One final note with regards to watching the Galilean moons – don’t assume the one you can see closest to the planet is Io. It could be you are seeing Ganymede reappear from behind the planet so it appears close – there is no 3D perception at this distance. always refer back to a chart to see which one you are looking at.
Later on in this section I’ll be talking about the moons’ ‘shadow transits’ but, for now, it’s time to turn to the one feature you’ve been waiting for…
Everyone who gets a new telescope has an ambition to see the Great Red Spot (GRS).
The GRS is a storm on Jupiter’s surface which has been raging for centuries, and – for all we know – it may rage for centuries to come.
Like everything to do with Jupiter, it is large. Almost unbelievably, it is twice the size of our whole planet!
The winds inside this hurricane swirl at 400mph. The whole storm orbits the planet within the South Equatorial Belt and takes just 10 hours to orbit the planet, which is amazing if you think about the size of Jupiter.
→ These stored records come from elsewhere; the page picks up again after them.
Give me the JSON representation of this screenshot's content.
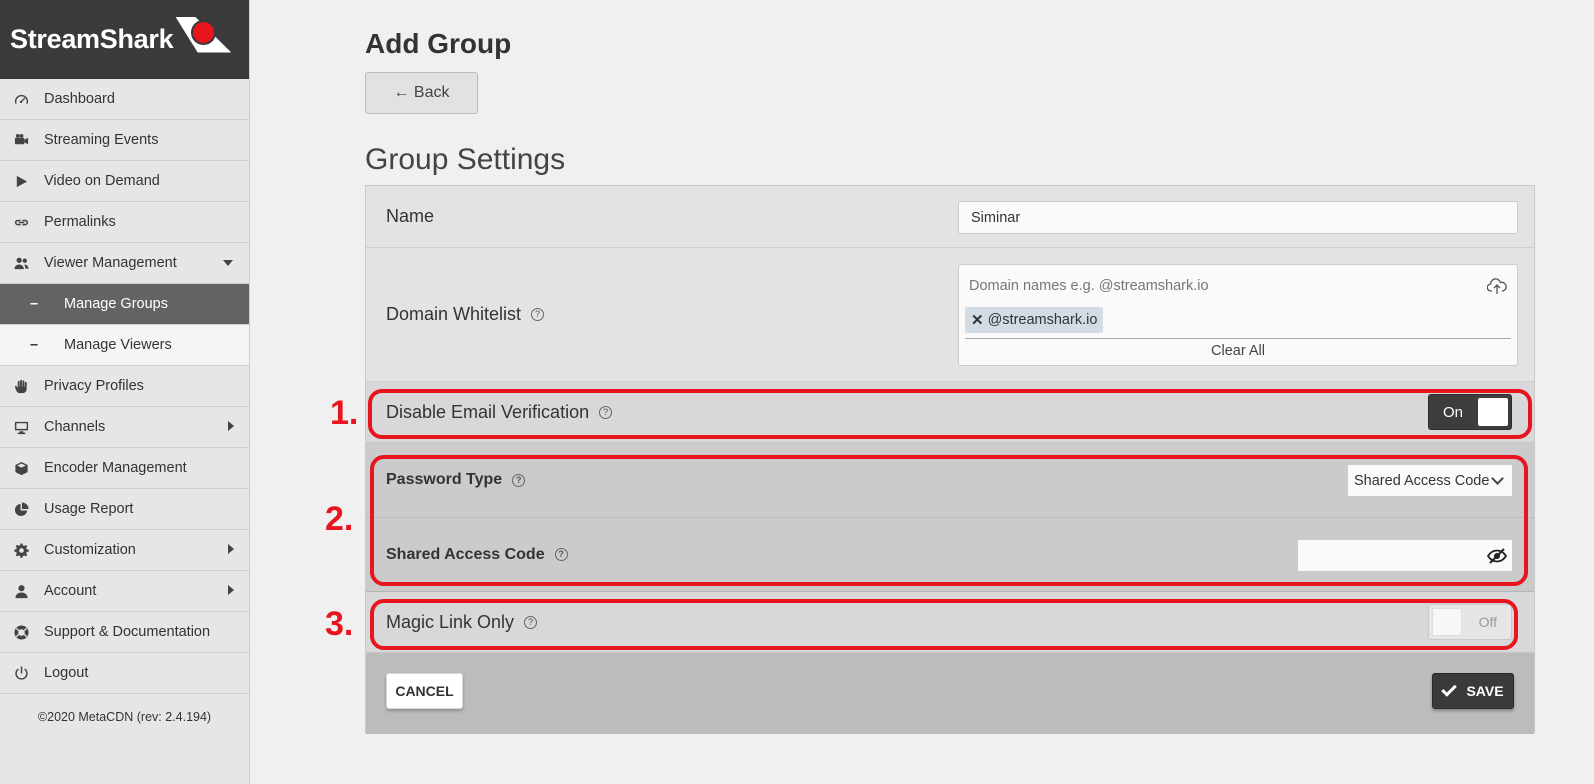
{
  "app": {
    "brand": "StreamShark"
  },
  "sidebar": {
    "items": [
      {
        "label": "Dashboard",
        "icon": "gauge-icon"
      },
      {
        "label": "Streaming Events",
        "icon": "video-camera-icon"
      },
      {
        "label": "Video on Demand",
        "icon": "play-icon"
      },
      {
        "label": "Permalinks",
        "icon": "link-icon"
      },
      {
        "label": "Viewer Management",
        "icon": "users-icon",
        "expanded": true
      },
      {
        "label": "Privacy Profiles",
        "icon": "hand-icon"
      },
      {
        "label": "Channels",
        "icon": "monitor-icon"
      },
      {
        "label": "Encoder Management",
        "icon": "cube-icon"
      },
      {
        "label": "Usage Report",
        "icon": "pie-chart-icon"
      },
      {
        "label": "Customization",
        "icon": "gear-icon"
      },
      {
        "label": "Account",
        "icon": "user-icon"
      },
      {
        "label": "Support & Documentation",
        "icon": "life-ring-icon"
      },
      {
        "label": "Logout",
        "icon": "power-icon"
      }
    ],
    "subitems": [
      {
        "label": "Manage Groups",
        "active": true
      },
      {
        "label": "Manage Viewers",
        "active": false
      }
    ],
    "copyright": "©2020 MetaCDN (rev: 2.4.194)"
  },
  "page": {
    "title": "Add Group",
    "back_label": "← Back",
    "section_title": "Group Settings"
  },
  "form": {
    "name_label": "Name",
    "name_value": "Siminar",
    "domain_label": "Domain Whitelist",
    "domain_placeholder": "Domain names e.g. @streamshark.io",
    "domain_tag": "@streamshark.io",
    "domain_tag_remove": "✕",
    "clear_all": "Clear All",
    "email_label": "Disable Email Verification",
    "email_toggle": "On",
    "password_type_label": "Password Type",
    "password_type_value": "Shared Access Code",
    "shared_access_label": "Shared Access Code",
    "shared_access_value": "",
    "magic_label": "Magic Link Only",
    "magic_toggle": "Off",
    "help": "?",
    "cancel_label": "CANCEL",
    "save_label": "SAVE"
  },
  "annotations": [
    "1.",
    "2.",
    "3."
  ],
  "colors": {
    "annotation": "#e8141e",
    "sidebar_header": "#3a3a3a",
    "active_nav": "#636363",
    "toggle_on": "#3d3d3d"
  }
}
Despite its size, color and reputation, seeing it in a smaller scope is a real challenge.
You need great seeing, a dark night to coincide with Jupiter being nearby to have a decent chance of seeing it. Ideally, you will be well over 100x magnification and over 150x is better. And, finally, the GRS needs to be facing us. With the best setup and conditions in the world, there is no seeing the GRS if it’s on the far side of the planet.
To find transit times for the GRS use either your favorite software (Sky Safari has it, for example) or use this free website. If you use this resource, remember that the times it gives are in UT (universal time), so you need to add or subtract hours from that to get local time. This link will tell you how many hours difference your timezone is from UT.
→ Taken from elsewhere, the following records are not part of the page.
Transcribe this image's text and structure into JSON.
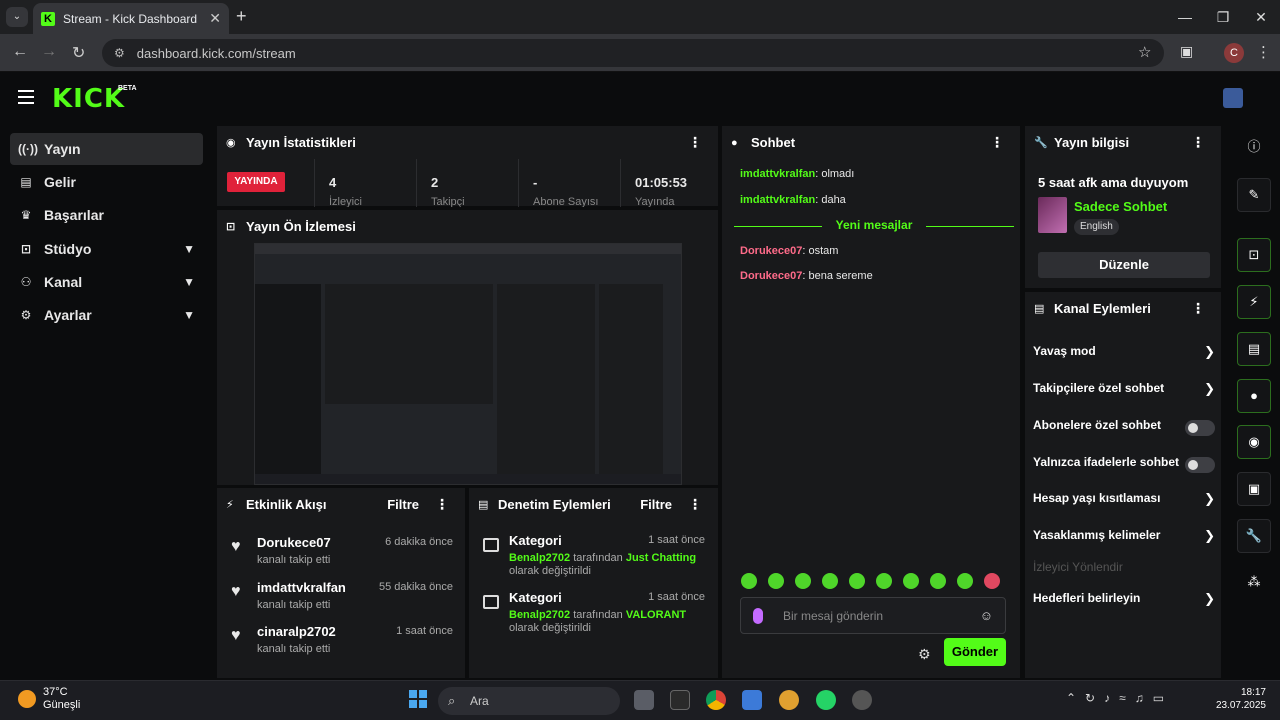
{
  "browser": {
    "tab_title": "Stream - Kick Dashboard",
    "tab_close": "✕",
    "new_tab": "+",
    "url": "dashboard.kick.com/stream",
    "profile_initial": "C"
  },
  "header": {
    "logo": "KICK",
    "beta": "BETA"
  },
  "sidebar": {
    "items": [
      {
        "label": "Yayın",
        "icon": "broadcast-icon",
        "active": true
      },
      {
        "label": "Gelir",
        "icon": "chart-icon"
      },
      {
        "label": "Başarılar",
        "icon": "trophy-icon"
      },
      {
        "label": "Stüdyo",
        "icon": "studio-icon",
        "expandable": true
      },
      {
        "label": "Kanal",
        "icon": "channel-icon",
        "expandable": true
      },
      {
        "label": "Ayarlar",
        "icon": "gear-icon",
        "expandable": true
      }
    ]
  },
  "stats": {
    "title": "Yayın İstatistikleri",
    "badge": "YAYINDA",
    "values": [
      {
        "value": "4",
        "label": "İzleyici"
      },
      {
        "value": "2",
        "label": "Takipçi"
      },
      {
        "value": "-",
        "label": "Abone Sayısı"
      },
      {
        "value": "01:05:53",
        "label": "Yayında"
      }
    ]
  },
  "preview": {
    "title": "Yayın Ön İzlemesi"
  },
  "events": {
    "title": "Etkinlik Akışı",
    "filter": "Filtre",
    "items": [
      {
        "name": "Dorukece07",
        "action": "kanalı takip etti",
        "time": "6 dakika önce"
      },
      {
        "name": "imdattvkralfan",
        "action": "kanalı takip etti",
        "time": "55 dakika önce"
      },
      {
        "name": "cinaralp2702",
        "action": "kanalı takip etti",
        "time": "1 saat önce"
      }
    ]
  },
  "moderation": {
    "title": "Denetim Eylemleri",
    "filter": "Filtre",
    "items": [
      {
        "title": "Kategori",
        "time": "1 saat önce",
        "user": "Benalp2702",
        "mid": "tarafından",
        "target": "Just Chatting",
        "tail": "olarak değiştirildi"
      },
      {
        "title": "Kategori",
        "time": "1 saat önce",
        "user": "Benalp2702",
        "mid": "tarafından",
        "target": "VALORANT",
        "tail": "olarak değiştirildi"
      }
    ]
  },
  "chat": {
    "title": "Sohbet",
    "messages_before": [
      {
        "user": "imdattvkralfan",
        "text": "olmadı",
        "color": "#53fc18"
      },
      {
        "user": "imdattvkralfan",
        "text": "daha",
        "color": "#53fc18"
      }
    ],
    "divider": "Yeni mesajlar",
    "messages_after": [
      {
        "user": "Dorukece07",
        "text": "ostam",
        "color": "#ff6b8a"
      },
      {
        "user": "Dorukece07",
        "text": "bena sereme",
        "color": "#ff6b8a"
      }
    ],
    "placeholder": "Bir mesaj gönderin",
    "send": "Gönder"
  },
  "stream_info": {
    "title": "Yayın bilgisi",
    "stream_title": "5 saat afk ama duyuyom",
    "category": "Sadece Sohbet",
    "language": "English",
    "edit": "Düzenle"
  },
  "channel_actions": {
    "title": "Kanal Eylemleri",
    "items": [
      {
        "label": "Yavaş mod",
        "kind": "arrow"
      },
      {
        "label": "Takipçilere özel sohbet",
        "kind": "arrow"
      },
      {
        "label": "Abonelere özel sohbet",
        "kind": "toggle"
      },
      {
        "label": "Yalnızca ifadelerle sohbet",
        "kind": "toggle"
      },
      {
        "label": "Hesap yaşı kısıtlaması",
        "kind": "arrow"
      },
      {
        "label": "Yasaklanmış kelimeler",
        "kind": "arrow"
      },
      {
        "label": "İzleyici Yönlendir",
        "kind": "disabled"
      },
      {
        "label": "Hedefleri belirleyin",
        "kind": "arrow"
      }
    ]
  },
  "taskbar": {
    "weather_temp": "37°C",
    "weather_desc": "Güneşli",
    "search": "Ara",
    "time": "18:17",
    "date": "23.07.2025"
  },
  "colors": {
    "accent": "#53fc18",
    "live": "#e0223a",
    "panel": "#18191b"
  }
}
Image Courtesy of SkySafari Pro – www.SkySafariAstronomy.com.
When you have good viewing and (ideally) when Jupiter is near opposition and so closer to us (as in June 2019) take a look for yourself. Go armed with the GRS transit times for the date you are observing. It might even help to have a colored filter to give the spot contrast. Use #38A Dark Blue, or #80A Blue, the cheapest ones cost only around $20 from Amazon.
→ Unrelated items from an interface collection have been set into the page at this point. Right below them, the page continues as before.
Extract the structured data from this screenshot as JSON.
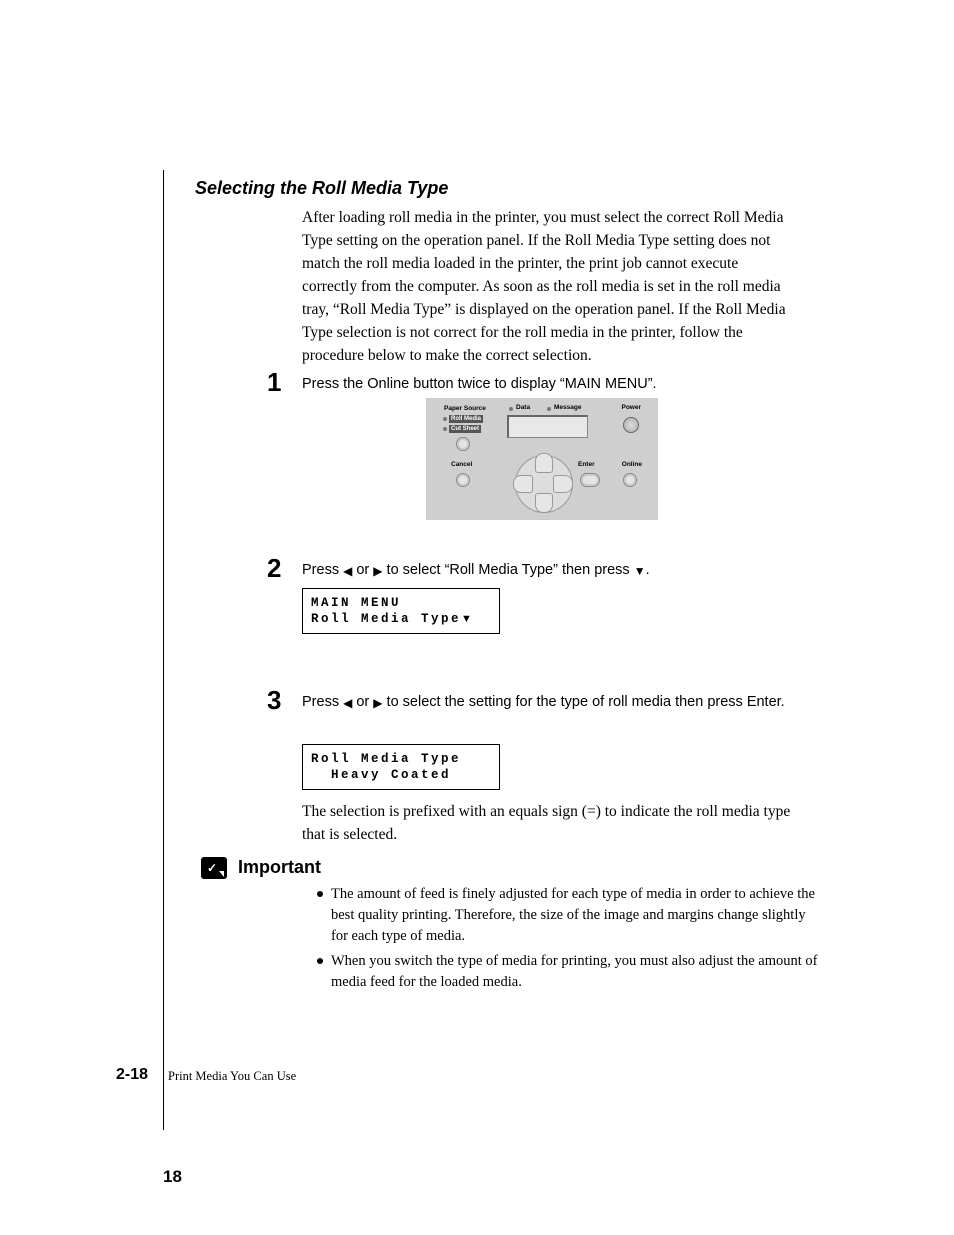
{
  "section_title": "Selecting the Roll Media Type",
  "intro": "After loading roll media in the printer, you must select the correct Roll Media Type setting on the operation panel. If the Roll Media Type setting does not match the roll media loaded in the printer, the print job cannot execute correctly from the computer. As soon as the roll media is set in the roll media tray, “Roll Media Type” is displayed on the operation panel. If the Roll Media Type selection is not correct for the roll media in the printer, follow the procedure below to make the correct selection.",
  "steps": {
    "s1": {
      "num": "1",
      "text": "Press the Online button twice to display “MAIN MENU”."
    },
    "s2": {
      "num": "2",
      "pre": "Press ",
      "mid1": " or ",
      "mid2": " to select “Roll Media Type” then press ",
      "post": "."
    },
    "s3": {
      "num": "3",
      "pre": "Press ",
      "mid1": " or ",
      "mid2": " to select the setting for the type of roll media then press Enter."
    }
  },
  "panel": {
    "paper_source": "Paper Source",
    "roll_media": "Roll Media",
    "cut_sheet": "Cut Sheet",
    "data": "Data",
    "message": "Message",
    "power": "Power",
    "cancel": "Cancel",
    "enter": "Enter",
    "online": "Online"
  },
  "lcd1_line1": "MAIN MENU",
  "lcd1_line2": "Roll Media Type",
  "lcd2_line1": "Roll Media Type",
  "lcd2_line2": "  Heavy Coated",
  "after_lcd": "The selection is prefixed with an equals sign (=) to indicate the roll media type that is selected.",
  "important_label": "Important",
  "important_items": [
    "The amount of feed is finely adjusted for each type of media in order to achieve the best quality printing. Therefore, the size of the image and margins change slightly for each type of media.",
    "When you switch the type of media for printing, you must also adjust the amount of media feed for the loaded media."
  ],
  "footer": {
    "code": "2-18",
    "section": "Print Media You Can Use",
    "pagenum": "18"
  }
}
Look towards the south of the planet, the GRS straddles the South Equatorial Belt and South Tropical Zone. These are the bands immediately below the lighter equatorial zone which circles the middle of the planet. Be prepared for it to take a long time to find, but have patience because, after you find it for the first time, it will be so much easier the second!
Next, we move to the final Jupiter observing challenge: A shadow transit…
A transit is what astronomers call one body moving over the face of another. Mercury and Venus sometimes transit the sun, for example.
The moons of Jupiter frequently transit the face of the planet. Unfortunately for us, they are almost the same (gray) color as Jupiter in our eyepieces, making them impossible to detect in front of the planet with a small to medium sized scope.
However, when a moon transits Jupiter, it casts a shadow on the planet’s surface. That shadow is, of course, black, and we can pick that up in a smaller telescope. This is called a shadow transit.
Shadow transits happen every day. The trick is to spot the ones happening at night, when Jupiter is high in the sky and you have good seeing. To find the next ones happening that you can see, you can use your astronomy software (see the screengrab from Sky Safari 5 above – underneath the orange box you can see it says ‘Io Shadow Transit Begins…’), or use this free website.
There is nothing left for you to do now than take the Jupiter quiz and get your telescope out to have a look.
Jupiter is the biggest planet in the solar system and appears as the largest one in the night sky too. You can see cloud band/zone details on its surface quite easily, but the Great Red Spot and shadow transits are more of a challenge.
Seeing the Galilean moons do their dance either side of the massive planet is also a simple observation exercise.
Next we’ll visit the last and most visually stunning planet of this course: Saturn.